After a day of rain, the clouds cleared and another blisteringly hot sunny day dawned. Mérida bakes in the midday and afternoon heat so we headed early to Progreso, about an hour away on the Gulf Coast where it’s much cooler and often with a stiff breeze – perfect conditions for marauding gangs of sea gulls. Just be careful where you eat your lunch, ‘cause if one beady eye catches a slip up, and say a chip hits the floor, then all hell breaks loose, as we witnessed today on the beach when a young woman had a scary case of the ‘Tippi Hedrens’. Eventually her whole bowl of papas fritas con mayonesa was tipped out for her tormentors.
We took the AutoProgreso bus from Centro which costs the princely sum of A$1.40 each way. It takes about an hour and is often quite busy, as it was this morning, despite a bus departing from downtown every 15 mins. There are direct buses on weekends, but this morning we hit the milk run, stopping regularly to let ever more people on until it was standing room only, with the last pick up just before the motorway. From then on, the AutoProgreso hurtles towards Progreso, making a bee line through the Yucatan scrub with giant billboards advertising the latest condo developments and land releases lining the roadside. As you approach Progreso there are a couple of flyovers, passing over the Reserva Ecológica El Corchito – a wetland nature reserve of mangrove swamps and cenotes and home to coatis, turtles and alligators. Then before you know it, you’re in downtown Progreso, which as I’ve mentioned before, is a far cry from the sleepy little town we found some 30 years ago on our last visit here.
Today, Progreso is reasonably built up, especially around the Malecón (at 6ks, the world’s longest pier) and, at the time of writing, going through a beach-front transformation, with the road and sidewalks being totally dug up and re-laid as a wide pedestrian-friendly boulevard. There are some completed parts and it’ll make a world of difference when it’s finished, but for now, it’s rubble and dust.
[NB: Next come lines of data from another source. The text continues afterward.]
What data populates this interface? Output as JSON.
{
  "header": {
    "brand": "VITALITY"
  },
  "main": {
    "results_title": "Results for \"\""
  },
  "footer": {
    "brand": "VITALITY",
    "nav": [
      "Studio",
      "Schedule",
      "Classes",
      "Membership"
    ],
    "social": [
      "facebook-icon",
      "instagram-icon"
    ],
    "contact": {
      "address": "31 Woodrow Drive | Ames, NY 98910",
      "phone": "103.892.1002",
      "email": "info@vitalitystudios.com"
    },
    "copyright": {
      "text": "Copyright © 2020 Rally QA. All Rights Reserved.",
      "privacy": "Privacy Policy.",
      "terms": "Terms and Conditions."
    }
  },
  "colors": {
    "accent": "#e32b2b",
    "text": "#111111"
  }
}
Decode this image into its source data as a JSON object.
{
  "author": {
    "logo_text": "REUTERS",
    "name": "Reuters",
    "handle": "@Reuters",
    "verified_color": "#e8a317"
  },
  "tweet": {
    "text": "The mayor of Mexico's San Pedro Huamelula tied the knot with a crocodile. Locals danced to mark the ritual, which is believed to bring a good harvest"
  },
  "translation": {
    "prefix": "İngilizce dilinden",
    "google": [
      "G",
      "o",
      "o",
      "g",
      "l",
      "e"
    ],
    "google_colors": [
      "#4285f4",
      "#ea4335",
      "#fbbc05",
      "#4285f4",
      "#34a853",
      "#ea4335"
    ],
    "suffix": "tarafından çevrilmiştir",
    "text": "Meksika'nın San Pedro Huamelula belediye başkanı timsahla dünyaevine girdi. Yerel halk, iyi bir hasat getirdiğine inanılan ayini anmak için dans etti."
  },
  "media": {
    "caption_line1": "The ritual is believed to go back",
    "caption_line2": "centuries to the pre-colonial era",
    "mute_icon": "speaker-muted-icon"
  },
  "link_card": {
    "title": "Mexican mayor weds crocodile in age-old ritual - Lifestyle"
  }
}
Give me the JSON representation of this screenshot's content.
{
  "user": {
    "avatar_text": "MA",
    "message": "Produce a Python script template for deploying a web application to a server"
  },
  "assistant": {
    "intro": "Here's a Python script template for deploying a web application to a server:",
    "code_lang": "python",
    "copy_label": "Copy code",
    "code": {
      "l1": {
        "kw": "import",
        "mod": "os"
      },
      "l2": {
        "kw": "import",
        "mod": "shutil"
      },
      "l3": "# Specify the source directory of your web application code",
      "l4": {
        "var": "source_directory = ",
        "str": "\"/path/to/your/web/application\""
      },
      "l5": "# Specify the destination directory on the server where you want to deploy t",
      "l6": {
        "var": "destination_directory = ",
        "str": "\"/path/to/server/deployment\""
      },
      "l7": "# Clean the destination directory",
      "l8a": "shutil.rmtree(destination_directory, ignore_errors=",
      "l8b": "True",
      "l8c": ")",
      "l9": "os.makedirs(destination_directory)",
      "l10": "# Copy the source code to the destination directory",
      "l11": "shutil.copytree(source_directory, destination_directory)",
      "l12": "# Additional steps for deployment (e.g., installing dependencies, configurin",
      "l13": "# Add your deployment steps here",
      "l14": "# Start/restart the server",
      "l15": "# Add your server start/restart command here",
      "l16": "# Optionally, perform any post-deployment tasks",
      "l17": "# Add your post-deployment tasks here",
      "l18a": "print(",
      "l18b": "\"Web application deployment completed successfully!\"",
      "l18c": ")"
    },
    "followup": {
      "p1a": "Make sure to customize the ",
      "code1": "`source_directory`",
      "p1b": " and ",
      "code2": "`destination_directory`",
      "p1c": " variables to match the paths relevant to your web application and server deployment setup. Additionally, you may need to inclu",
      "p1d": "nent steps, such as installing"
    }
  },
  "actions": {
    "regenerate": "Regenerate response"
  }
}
Just last week, a gigantic old anchor 3 metres long and weighing in at nearly two tons was discovered whilst excavating. The local papers were wild with speculation, including one theory that it belonged to an ancient pirate ship or another that it was from a British Colonial or Dutch ship. But, as it turns out it most likely belonged to a large merchant ship that may have run aground off the coast, with a hurricane surge pushing the anchor onto the beach.
Given today’s intense sun and heat, we headed towards La Antigua Restaurant and its beach-club, where for a few dollars you can rent a palapa and wooden beds and laze away the day, slurping away, as we did, on icy-cold frozen lime margaritas, between swims in the azure-coloured warm gulf waters.
But like many coastal places around the world, climate change is having a significant impact on beachfront communities, with the Yucatan peninsula facing dire consequences as the world-famous beaches begin to disappear. Over in Cancun and Playa del Carmen, the beaches have such significant erosion happening that in some places stretches of beach have completely disappeared, whilst in other spots, they’re having to shore them up with rubble and concrete blocks!
It’s noticeable here too, especially once you move away from the broad sandy main beach. In certain places, right where some of the more glamorous beach shacks and low-rise condos are, there’s barely a couple of metres between sea and shack. The other issue plaguing the Yucatan is the increasing amount of sargassum, a type of tropical shallow-growing seaweed that blows onto the shoreline, often as a thick carpet. I saw some of the condo residents raking away the seaweed into large piles only for more to wash up in front of them. There are good days and bad days. Today wasn’t particularly bad and swimming in front of La Antigua was crystal clear and lovely – but in the afternoon the breeze intensified and the sargassum started to blow in, the sea filling with infinite floating threads that cling to everything and pile onto the sand.
Time to hit the AutoProgreso and head back to the city.